Silence Within Us
The Mind and Heart Paths
The WeSpace Co-Meditation/Prayer Time has three segments. The first is called Silence within us and is a fifteen-minute silent meditation where we take Jesus rather literally when he said, “When you pray, go into your closet and shut the door and pray to your Father who is in secret (Matt 6:6).” We not only go into an outer closet, free of TV, cell phones, and people who want to talk, but we also go into our inner closet.
This is where we can acknowledge the presence of God as we focus on resting in the deepest state of consciousness available to us. The deeper the state of consciousness, the more transcendent our experience of God-Beyond-Us as Infinite Being, Infinite Consciousness. Incredibly, we also at the same time, experience this God-Beyond-Us as God-Being-Us deep within as our core identity.
We are all at different places and experiences in the practice of meditation, from beginner to advanced. The eventual goal here is both to relate to the holy presences and guidance in the awakened subtle realm of form, and to rest in and as God deep within us in the causal transcendent realms of formlessness. This latter state of consciousness is also called by many other names such as the True Self, Oversoul, and divine essence.
Mind Path and Heart Path
We can broadly divide the many forms of meditation into mind paths and heart paths with some overlapping.
The mind path tends to focus on letting thoughts pass by without following them and/or asking self-inquiry questions such as “Who am I?” The most common path offered on meditation today through books, articles, and teachers is usually a version of the mind path.
To follow this path, you can use such forms as Centering Prayer or Self-Inquiry. The hundreds of different meditation techniques tend to lead to similar experiences which are then interpreted with different labels and worldviews.
For the heart path, here is one method we recommend that is especially designed as a Three Faces of God devotional practice — Heart-Sourced meditation and prayer.
Heart-Sourced meditation and prayer.
The heart path of love and devotion is very natural to Jesus and Christianity. It is also found in the Eastern devotional tradition of bhakti yoga and Sufi mysticism. Here it is in brief form:
1. Get away from the distractions of television, phones, sounds systems, and people who want to talk. Jesus put it as “Go into your closet to pray.”
2. Acknowledge the presence of God in whatever way you find most available to you, such as “Thank you God/Jesus for always being here.”
3. Breathe in and out of your heart space, moving your attention to your heart. Remember that in the Bible the word for both divine and human “spirit” (rûach/pneuma) also means breath and life-force. You can think of this as “God breathing” — breathing in God and/or God breathing on you.
You may want to move down from your head to your heart by placing your hand on your heart, or even tapping your fingers slowly down from your head to your heart. This is not thinking “about” your heart. It is being in your heart space and viewing the world from there.

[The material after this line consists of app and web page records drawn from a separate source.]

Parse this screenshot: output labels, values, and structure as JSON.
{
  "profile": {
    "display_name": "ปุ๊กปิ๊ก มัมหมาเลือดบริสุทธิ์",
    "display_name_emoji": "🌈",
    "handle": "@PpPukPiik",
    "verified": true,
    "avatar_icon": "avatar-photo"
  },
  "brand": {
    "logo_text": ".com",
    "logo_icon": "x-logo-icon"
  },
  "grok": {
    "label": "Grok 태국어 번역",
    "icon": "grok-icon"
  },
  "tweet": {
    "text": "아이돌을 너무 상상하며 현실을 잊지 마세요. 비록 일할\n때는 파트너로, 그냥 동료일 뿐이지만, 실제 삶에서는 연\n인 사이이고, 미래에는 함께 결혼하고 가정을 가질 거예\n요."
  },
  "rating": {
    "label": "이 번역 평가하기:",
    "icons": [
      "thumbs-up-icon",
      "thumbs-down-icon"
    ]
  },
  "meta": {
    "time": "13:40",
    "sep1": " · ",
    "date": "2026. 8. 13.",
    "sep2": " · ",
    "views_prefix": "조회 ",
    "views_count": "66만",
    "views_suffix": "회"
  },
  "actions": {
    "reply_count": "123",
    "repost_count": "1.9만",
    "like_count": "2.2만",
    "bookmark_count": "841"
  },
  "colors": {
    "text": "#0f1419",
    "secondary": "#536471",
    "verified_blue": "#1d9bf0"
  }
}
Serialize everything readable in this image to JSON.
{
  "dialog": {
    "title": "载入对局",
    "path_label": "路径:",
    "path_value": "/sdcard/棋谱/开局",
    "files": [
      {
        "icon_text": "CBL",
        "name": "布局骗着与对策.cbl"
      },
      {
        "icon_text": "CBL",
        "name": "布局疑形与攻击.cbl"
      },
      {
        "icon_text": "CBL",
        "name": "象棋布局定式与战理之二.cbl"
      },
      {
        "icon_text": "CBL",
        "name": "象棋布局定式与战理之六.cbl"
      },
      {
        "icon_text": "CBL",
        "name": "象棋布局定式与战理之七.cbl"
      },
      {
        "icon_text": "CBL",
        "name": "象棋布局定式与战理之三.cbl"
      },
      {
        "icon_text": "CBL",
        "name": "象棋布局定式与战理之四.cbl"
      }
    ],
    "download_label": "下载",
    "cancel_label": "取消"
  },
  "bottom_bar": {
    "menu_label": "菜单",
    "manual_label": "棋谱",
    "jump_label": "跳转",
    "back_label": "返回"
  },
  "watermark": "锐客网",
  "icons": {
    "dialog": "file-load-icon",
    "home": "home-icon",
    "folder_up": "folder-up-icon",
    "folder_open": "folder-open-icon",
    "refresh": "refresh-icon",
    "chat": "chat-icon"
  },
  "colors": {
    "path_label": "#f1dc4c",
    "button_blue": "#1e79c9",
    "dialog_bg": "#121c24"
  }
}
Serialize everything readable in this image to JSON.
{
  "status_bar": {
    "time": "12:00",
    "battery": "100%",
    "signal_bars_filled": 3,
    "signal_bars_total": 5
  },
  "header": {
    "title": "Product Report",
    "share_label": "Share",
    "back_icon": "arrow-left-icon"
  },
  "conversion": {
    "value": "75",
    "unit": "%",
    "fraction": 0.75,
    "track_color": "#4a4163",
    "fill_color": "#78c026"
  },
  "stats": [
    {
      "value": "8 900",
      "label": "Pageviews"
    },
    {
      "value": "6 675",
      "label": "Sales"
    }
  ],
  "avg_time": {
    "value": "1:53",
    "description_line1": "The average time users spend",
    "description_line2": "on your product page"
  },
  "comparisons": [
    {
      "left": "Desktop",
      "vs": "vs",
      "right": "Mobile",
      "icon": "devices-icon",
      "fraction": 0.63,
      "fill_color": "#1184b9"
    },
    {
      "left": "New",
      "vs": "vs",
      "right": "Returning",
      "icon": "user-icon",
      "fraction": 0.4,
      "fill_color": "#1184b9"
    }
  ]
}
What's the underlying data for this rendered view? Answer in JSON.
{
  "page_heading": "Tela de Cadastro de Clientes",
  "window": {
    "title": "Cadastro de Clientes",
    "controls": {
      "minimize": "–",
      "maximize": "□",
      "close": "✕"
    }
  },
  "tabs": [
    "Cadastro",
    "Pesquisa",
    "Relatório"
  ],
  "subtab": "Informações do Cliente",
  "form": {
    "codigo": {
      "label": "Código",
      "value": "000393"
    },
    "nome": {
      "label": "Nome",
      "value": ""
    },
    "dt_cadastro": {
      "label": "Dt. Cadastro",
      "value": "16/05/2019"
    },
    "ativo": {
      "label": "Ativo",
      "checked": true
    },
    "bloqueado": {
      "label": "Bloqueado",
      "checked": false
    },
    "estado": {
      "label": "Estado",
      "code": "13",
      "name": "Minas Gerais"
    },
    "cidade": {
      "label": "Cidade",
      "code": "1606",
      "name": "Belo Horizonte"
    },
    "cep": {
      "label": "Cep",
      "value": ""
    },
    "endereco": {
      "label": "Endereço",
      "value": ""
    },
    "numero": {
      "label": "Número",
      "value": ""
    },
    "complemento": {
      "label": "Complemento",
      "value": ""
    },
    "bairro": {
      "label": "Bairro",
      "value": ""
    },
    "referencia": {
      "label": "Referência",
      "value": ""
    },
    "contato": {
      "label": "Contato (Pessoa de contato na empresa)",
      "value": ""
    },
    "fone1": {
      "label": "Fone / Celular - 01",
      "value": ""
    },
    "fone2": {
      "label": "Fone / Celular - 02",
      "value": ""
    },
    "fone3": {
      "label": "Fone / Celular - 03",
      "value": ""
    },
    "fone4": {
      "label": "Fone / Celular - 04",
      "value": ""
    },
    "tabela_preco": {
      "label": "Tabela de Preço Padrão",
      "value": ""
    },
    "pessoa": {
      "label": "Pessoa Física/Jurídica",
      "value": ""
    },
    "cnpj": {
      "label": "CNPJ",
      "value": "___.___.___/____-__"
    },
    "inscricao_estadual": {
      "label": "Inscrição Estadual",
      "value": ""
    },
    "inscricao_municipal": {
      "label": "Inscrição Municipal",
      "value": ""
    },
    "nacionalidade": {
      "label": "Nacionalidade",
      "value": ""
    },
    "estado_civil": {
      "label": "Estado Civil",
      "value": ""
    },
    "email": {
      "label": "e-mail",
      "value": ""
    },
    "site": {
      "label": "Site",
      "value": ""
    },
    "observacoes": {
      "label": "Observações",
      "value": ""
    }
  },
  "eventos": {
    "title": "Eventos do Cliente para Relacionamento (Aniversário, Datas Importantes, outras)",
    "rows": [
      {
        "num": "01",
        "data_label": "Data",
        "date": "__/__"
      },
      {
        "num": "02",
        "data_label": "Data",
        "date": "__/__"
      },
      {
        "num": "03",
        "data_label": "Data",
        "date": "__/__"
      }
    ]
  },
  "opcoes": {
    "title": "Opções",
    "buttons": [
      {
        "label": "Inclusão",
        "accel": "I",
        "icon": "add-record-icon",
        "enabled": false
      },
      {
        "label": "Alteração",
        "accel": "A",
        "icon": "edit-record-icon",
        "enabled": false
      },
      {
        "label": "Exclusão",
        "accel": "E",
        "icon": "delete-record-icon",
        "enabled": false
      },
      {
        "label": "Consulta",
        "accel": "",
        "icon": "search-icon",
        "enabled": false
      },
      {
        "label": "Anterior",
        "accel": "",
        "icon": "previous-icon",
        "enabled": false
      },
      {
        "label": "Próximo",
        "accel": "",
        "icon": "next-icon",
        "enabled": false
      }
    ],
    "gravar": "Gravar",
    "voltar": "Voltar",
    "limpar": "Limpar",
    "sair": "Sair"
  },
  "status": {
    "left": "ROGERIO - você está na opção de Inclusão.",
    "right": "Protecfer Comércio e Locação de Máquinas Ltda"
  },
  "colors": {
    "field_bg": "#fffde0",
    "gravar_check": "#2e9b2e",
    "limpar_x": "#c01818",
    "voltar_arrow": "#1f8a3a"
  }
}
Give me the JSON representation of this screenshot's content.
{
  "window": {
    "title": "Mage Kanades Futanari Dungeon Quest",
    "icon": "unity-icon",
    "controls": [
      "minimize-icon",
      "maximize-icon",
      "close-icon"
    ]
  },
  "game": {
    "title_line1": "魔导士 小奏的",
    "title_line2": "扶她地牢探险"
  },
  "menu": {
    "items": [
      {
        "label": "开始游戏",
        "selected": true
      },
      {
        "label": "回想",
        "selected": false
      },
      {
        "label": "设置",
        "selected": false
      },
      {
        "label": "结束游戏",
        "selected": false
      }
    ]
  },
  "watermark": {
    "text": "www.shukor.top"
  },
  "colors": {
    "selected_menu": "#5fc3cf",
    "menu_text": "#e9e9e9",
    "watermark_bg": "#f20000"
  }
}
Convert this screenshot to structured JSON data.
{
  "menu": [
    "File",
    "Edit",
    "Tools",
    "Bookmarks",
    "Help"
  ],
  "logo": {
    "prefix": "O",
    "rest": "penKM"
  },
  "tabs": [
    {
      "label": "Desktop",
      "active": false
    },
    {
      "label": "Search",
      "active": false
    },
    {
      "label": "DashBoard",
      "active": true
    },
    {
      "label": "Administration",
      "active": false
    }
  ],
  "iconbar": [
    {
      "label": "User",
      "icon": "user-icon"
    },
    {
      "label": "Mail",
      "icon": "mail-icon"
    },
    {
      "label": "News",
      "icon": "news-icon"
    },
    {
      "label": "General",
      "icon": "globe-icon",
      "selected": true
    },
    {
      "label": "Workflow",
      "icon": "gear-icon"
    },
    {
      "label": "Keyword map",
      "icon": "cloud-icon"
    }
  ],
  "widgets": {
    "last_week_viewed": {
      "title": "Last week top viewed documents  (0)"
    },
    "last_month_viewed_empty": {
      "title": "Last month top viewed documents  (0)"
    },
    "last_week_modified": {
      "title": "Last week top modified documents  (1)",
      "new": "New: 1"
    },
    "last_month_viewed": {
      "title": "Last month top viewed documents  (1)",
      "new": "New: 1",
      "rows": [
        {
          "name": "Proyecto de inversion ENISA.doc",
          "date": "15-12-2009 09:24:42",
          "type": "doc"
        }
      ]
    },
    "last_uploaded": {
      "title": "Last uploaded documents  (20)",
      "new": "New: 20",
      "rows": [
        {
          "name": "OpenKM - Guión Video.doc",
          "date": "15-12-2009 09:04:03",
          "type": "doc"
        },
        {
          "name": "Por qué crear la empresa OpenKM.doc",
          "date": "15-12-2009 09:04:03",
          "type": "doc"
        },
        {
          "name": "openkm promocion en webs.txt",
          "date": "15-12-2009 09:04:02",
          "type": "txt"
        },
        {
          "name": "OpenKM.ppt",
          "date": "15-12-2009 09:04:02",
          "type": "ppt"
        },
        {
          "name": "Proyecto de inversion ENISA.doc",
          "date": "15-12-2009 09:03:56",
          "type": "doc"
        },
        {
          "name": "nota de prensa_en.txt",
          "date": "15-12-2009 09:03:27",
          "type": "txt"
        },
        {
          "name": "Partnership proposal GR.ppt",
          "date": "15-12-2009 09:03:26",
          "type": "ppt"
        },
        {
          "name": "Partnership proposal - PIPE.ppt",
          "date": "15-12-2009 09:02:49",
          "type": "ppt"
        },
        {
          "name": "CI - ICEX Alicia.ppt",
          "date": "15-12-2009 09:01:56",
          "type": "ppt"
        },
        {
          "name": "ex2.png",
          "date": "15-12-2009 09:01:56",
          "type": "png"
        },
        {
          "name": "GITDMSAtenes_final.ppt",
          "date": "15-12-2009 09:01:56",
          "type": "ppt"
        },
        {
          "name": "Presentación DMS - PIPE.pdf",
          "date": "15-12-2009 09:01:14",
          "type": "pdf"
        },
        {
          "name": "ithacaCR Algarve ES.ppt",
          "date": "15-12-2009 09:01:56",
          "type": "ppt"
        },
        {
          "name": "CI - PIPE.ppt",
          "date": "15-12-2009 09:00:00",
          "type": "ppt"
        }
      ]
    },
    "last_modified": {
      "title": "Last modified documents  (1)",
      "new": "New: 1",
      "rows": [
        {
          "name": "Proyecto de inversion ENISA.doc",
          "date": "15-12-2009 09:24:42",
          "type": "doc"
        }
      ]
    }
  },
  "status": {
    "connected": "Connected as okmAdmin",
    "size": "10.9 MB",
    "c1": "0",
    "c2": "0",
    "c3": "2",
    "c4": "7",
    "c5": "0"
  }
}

4. Activate your heart space by thinking of someone you love.
Or you can say to God or Jesus, “I love you” when breathing out. Then when breathing in hear God or Jesus saying to you, “I love you.” Do this until your heart warms and you find that you have dropped down from your head to your heart.
At times your heart may begin to release long-stored feelings, memories, wishes, fears, and dreams. Welcome whatever arises, allowing it to speak and treating it gently with loving attention. Then let the past go for this moment, easily and comfortably as you return to the now — the present moment filled with heart-sourced love.
Eventually, when you move from your head into your heart space, your mind will be empty, and your heart will be full. You reach the goal of both paths! You will feel the divine warmth, gratitude, love, and bliss radiating from your deep heart center. This is where you can experience your spirit and God’s spirit already being One.
Next week we’ll explore a lesser known way: The Gut Path